- Opening Delimiter -

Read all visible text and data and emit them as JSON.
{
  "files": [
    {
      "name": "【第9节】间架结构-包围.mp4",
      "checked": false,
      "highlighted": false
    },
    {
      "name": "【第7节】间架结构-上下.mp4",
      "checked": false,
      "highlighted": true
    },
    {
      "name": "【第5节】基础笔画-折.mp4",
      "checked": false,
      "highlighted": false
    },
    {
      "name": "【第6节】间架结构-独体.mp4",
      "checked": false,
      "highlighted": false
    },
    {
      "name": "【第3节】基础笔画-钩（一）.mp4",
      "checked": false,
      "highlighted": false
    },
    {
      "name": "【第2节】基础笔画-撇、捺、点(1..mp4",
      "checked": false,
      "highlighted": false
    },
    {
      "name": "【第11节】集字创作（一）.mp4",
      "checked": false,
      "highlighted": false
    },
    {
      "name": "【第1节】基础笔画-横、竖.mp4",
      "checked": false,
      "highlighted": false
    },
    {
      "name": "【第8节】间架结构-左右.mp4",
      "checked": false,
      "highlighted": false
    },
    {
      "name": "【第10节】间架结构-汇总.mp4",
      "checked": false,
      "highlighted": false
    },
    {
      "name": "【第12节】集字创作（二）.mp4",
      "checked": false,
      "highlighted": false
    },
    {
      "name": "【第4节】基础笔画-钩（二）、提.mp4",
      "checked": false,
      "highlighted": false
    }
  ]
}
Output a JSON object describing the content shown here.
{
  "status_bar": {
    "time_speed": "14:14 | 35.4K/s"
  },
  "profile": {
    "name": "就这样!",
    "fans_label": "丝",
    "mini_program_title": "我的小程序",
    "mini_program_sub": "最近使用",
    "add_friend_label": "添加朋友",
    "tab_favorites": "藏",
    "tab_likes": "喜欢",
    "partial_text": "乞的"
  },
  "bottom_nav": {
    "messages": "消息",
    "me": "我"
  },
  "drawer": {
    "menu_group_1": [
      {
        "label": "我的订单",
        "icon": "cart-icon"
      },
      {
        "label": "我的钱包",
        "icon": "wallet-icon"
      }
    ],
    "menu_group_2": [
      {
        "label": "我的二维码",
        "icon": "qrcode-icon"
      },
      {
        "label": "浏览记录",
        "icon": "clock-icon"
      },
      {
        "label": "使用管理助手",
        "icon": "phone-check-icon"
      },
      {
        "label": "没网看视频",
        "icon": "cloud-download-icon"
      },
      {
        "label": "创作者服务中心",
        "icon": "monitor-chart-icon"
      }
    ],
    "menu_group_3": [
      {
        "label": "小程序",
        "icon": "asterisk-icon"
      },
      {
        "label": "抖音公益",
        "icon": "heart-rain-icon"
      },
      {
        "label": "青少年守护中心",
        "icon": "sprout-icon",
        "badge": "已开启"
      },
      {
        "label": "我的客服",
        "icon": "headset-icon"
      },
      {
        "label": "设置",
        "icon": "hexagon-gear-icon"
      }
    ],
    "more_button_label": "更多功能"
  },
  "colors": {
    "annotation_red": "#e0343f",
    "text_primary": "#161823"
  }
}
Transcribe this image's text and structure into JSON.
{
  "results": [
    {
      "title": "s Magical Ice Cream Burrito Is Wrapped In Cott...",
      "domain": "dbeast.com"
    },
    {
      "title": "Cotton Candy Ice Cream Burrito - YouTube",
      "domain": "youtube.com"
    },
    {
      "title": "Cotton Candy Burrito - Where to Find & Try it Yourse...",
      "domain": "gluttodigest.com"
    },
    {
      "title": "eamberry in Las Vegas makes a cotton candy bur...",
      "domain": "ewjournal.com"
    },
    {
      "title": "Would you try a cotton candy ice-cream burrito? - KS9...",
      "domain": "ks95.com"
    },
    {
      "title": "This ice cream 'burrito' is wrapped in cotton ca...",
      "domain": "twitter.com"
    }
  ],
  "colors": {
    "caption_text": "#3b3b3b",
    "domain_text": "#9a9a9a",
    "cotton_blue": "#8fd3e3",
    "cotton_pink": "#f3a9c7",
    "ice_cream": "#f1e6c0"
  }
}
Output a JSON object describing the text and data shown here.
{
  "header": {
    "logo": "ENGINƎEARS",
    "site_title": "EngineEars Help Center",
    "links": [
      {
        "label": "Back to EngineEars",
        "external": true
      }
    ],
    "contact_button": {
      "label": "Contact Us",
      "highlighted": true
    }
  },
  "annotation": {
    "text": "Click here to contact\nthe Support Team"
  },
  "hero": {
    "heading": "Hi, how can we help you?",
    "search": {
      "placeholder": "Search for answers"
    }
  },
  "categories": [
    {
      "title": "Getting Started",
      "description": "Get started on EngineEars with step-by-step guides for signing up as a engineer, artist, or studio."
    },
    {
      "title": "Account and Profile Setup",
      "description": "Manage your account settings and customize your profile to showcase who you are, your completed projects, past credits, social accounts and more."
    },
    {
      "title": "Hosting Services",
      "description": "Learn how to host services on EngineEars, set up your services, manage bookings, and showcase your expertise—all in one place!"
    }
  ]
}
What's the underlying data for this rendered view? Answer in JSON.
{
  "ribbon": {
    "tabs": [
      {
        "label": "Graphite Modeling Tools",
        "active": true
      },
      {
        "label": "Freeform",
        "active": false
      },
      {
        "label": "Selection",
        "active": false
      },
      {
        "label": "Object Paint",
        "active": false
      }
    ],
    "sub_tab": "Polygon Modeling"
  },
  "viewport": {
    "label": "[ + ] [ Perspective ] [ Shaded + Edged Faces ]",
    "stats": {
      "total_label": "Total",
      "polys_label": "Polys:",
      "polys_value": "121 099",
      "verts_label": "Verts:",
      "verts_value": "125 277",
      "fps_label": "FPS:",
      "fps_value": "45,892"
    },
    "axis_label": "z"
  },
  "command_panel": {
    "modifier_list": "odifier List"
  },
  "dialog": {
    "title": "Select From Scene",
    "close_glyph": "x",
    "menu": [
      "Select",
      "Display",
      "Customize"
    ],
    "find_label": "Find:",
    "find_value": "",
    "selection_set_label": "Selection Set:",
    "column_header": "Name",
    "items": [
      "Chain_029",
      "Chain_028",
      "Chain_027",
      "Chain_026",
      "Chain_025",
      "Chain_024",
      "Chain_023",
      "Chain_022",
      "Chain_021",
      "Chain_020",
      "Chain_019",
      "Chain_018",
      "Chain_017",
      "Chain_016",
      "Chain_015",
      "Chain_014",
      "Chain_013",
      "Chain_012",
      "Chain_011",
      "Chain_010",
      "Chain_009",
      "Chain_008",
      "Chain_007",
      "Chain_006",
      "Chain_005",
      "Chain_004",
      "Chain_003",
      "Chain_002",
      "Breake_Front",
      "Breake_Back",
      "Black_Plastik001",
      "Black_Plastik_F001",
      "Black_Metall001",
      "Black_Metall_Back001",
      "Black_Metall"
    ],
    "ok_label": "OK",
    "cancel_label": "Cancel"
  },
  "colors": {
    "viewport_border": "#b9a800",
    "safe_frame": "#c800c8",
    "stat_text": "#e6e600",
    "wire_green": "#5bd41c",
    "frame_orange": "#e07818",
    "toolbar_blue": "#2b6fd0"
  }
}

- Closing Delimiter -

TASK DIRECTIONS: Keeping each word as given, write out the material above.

YOUR SOLUTION:
Read all visible text and data and emit them as JSON.
{
  "files": [
    {
      "name": "【第9节】间架结构-包围.mp4",
      "checked": false,
      "highlighted": false
    },
    {
      "name": "【第7节】间架结构-上下.mp4",
      "checked": false,
      "highlighted": true
    },
    {
      "name": "【第5节】基础笔画-折.mp4",
      "checked": false,
      "highlighted": false
    },
    {
      "name": "【第6节】间架结构-独体.mp4",
      "checked": false,
      "highlighted": false
    },
    {
      "name": "【第3节】基础笔画-钩（一）.mp4",
      "checked": false,
      "highlighted": false
    },
    {
      "name": "【第2节】基础笔画-撇、捺、点(1..mp4",
      "checked": false,
      "highlighted": false
    },
    {
      "name": "【第11节】集字创作（一）.mp4",
      "checked": false,
      "highlighted": false
    },
    {
      "name": "【第1节】基础笔画-横、竖.mp4",
      "checked": false,
      "highlighted": false
    },
    {
      "name": "【第8节】间架结构-左右.mp4",
      "checked": false,
      "highlighted": false
    },
    {
      "name": "【第10节】间架结构-汇总.mp4",
      "checked": false,
      "highlighted": false
    },
    {
      "name": "【第12节】集字创作（二）.mp4",
      "checked": false,
      "highlighted": false
    },
    {
      "name": "【第4节】基础笔画-钩（二）、提.mp4",
      "checked": false,
      "highlighted": false
    }
  ]
}
Output a JSON object describing the content shown here.
{
  "status_bar": {
    "time_speed": "14:14 | 35.4K/s"
  },
  "profile": {
    "name": "就这样!",
    "fans_label": "丝",
    "mini_program_title": "我的小程序",
    "mini_program_sub": "最近使用",
    "add_friend_label": "添加朋友",
    "tab_favorites": "藏",
    "tab_likes": "喜欢",
    "partial_text": "乞的"
  },
  "bottom_nav": {
    "messages": "消息",
    "me": "我"
  },
  "drawer": {
    "menu_group_1": [
      {
        "label": "我的订单",
        "icon": "cart-icon"
      },
      {
        "label": "我的钱包",
        "icon": "wallet-icon"
      }
    ],
    "menu_group_2": [
      {
        "label": "我的二维码",
        "icon": "qrcode-icon"
      },
      {
        "label": "浏览记录",
        "icon": "clock-icon"
      },
      {
        "label": "使用管理助手",
        "icon": "phone-check-icon"
      },
      {
        "label": "没网看视频",
        "icon": "cloud-download-icon"
      },
      {
        "label": "创作者服务中心",
        "icon": "monitor-chart-icon"
      }
    ],
    "menu_group_3": [
      {
        "label": "小程序",
        "icon": "asterisk-icon"
      },
      {
        "label": "抖音公益",
        "icon": "heart-rain-icon"
      },
      {
        "label": "青少年守护中心",
        "icon": "sprout-icon",
        "badge": "已开启"
      },
      {
        "label": "我的客服",
        "icon": "headset-icon"
      },
      {
        "label": "设置",
        "icon": "hexagon-gear-icon"
      }
    ],
    "more_button_label": "更多功能"
  },
  "colors": {
    "annotation_red": "#e0343f",
    "text_primary": "#161823"
  }
}
Transcribe this image's text and structure into JSON.
{
  "results": [
    {
      "title": "s Magical Ice Cream Burrito Is Wrapped In Cott...",
      "domain": "dbeast.com"
    },
    {
      "title": "Cotton Candy Ice Cream Burrito - YouTube",
      "domain": "youtube.com"
    },
    {
      "title": "Cotton Candy Burrito - Where to Find & Try it Yourse...",
      "domain": "gluttodigest.com"
    },
    {
      "title": "eamberry in Las Vegas makes a cotton candy bur...",
      "domain": "ewjournal.com"
    },
    {
      "title": "Would you try a cotton candy ice-cream burrito? - KS9...",
      "domain": "ks95.com"
    },
    {
      "title": "This ice cream 'burrito' is wrapped in cotton ca...",
      "domain": "twitter.com"
    }
  ],
  "colors": {
    "caption_text": "#3b3b3b",
    "domain_text": "#9a9a9a",
    "cotton_blue": "#8fd3e3",
    "cotton_pink": "#f3a9c7",
    "ice_cream": "#f1e6c0"
  }
}
Output a JSON object describing the text and data shown here.
{
  "header": {
    "logo": "ENGINƎEARS",
    "site_title": "EngineEars Help Center",
    "links": [
      {
        "label": "Back to EngineEars",
        "external": true
      }
    ],
    "contact_button": {
      "label": "Contact Us",
      "highlighted": true
    }
  },
  "annotation": {
    "text": "Click here to contact\nthe Support Team"
  },
  "hero": {
    "heading": "Hi, how can we help you?",
    "search": {
      "placeholder": "Search for answers"
    }
  },
  "categories": [
    {
      "title": "Getting Started",
      "description": "Get started on EngineEars with step-by-step guides for signing up as a engineer, artist, or studio."
    },
    {
      "title": "Account and Profile Setup",
      "description": "Manage your account settings and customize your profile to showcase who you are, your completed projects, past credits, social accounts and more."
    },
    {
      "title": "Hosting Services",
      "description": "Learn how to host services on EngineEars, set up your services, manage bookings, and showcase your expertise—all in one place!"
    }
  ]
}
What's the underlying data for this rendered view? Answer in JSON.
{
  "ribbon": {
    "tabs": [
      {
        "label": "Graphite Modeling Tools",
        "active": true
      },
      {
        "label": "Freeform",
        "active": false
      },
      {
        "label": "Selection",
        "active": false
      },
      {
        "label": "Object Paint",
        "active": false
      }
    ],
    "sub_tab": "Polygon Modeling"
  },
  "viewport": {
    "label": "[ + ] [ Perspective ] [ Shaded + Edged Faces ]",
    "stats": {
      "total_label": "Total",
      "polys_label": "Polys:",
      "polys_value": "121 099",
      "verts_label": "Verts:",
      "verts_value": "125 277",
      "fps_label": "FPS:",
      "fps_value": "45,892"
    },
    "axis_label": "z"
  },
  "command_panel": {
    "modifier_list": "odifier List"
  },
  "dialog": {
    "title": "Select From Scene",
    "close_glyph": "x",
    "menu": [
      "Select",
      "Display",
      "Customize"
    ],
    "find_label": "Find:",
    "find_value": "",
    "selection_set_label": "Selection Set:",
    "column_header": "Name",
    "items": [
      "Chain_029",
      "Chain_028",
      "Chain_027",
      "Chain_026",
      "Chain_025",
      "Chain_024",
      "Chain_023",
      "Chain_022",
      "Chain_021",
      "Chain_020",
      "Chain_019",
      "Chain_018",
      "Chain_017",
      "Chain_016",
      "Chain_015",
      "Chain_014",
      "Chain_013",
      "Chain_012",
      "Chain_011",
      "Chain_010",
      "Chain_009",
      "Chain_008",
      "Chain_007",
      "Chain_006",
      "Chain_005",
      "Chain_004",
      "Chain_003",
      "Chain_002",
      "Breake_Front",
      "Breake_Back",
      "Black_Plastik001",
      "Black_Plastik_F001",
      "Black_Metall001",
      "Black_Metall_Back001",
      "Black_Metall"
    ],
    "ok_label": "OK",
    "cancel_label": "Cancel"
  },
  "colors": {
    "viewport_border": "#b9a800",
    "safe_frame": "#c800c8",
    "stat_text": "#e6e600",
    "wire_green": "#5bd41c",
    "frame_orange": "#e07818",
    "toolbar_blue": "#2b6fd0"
  }
}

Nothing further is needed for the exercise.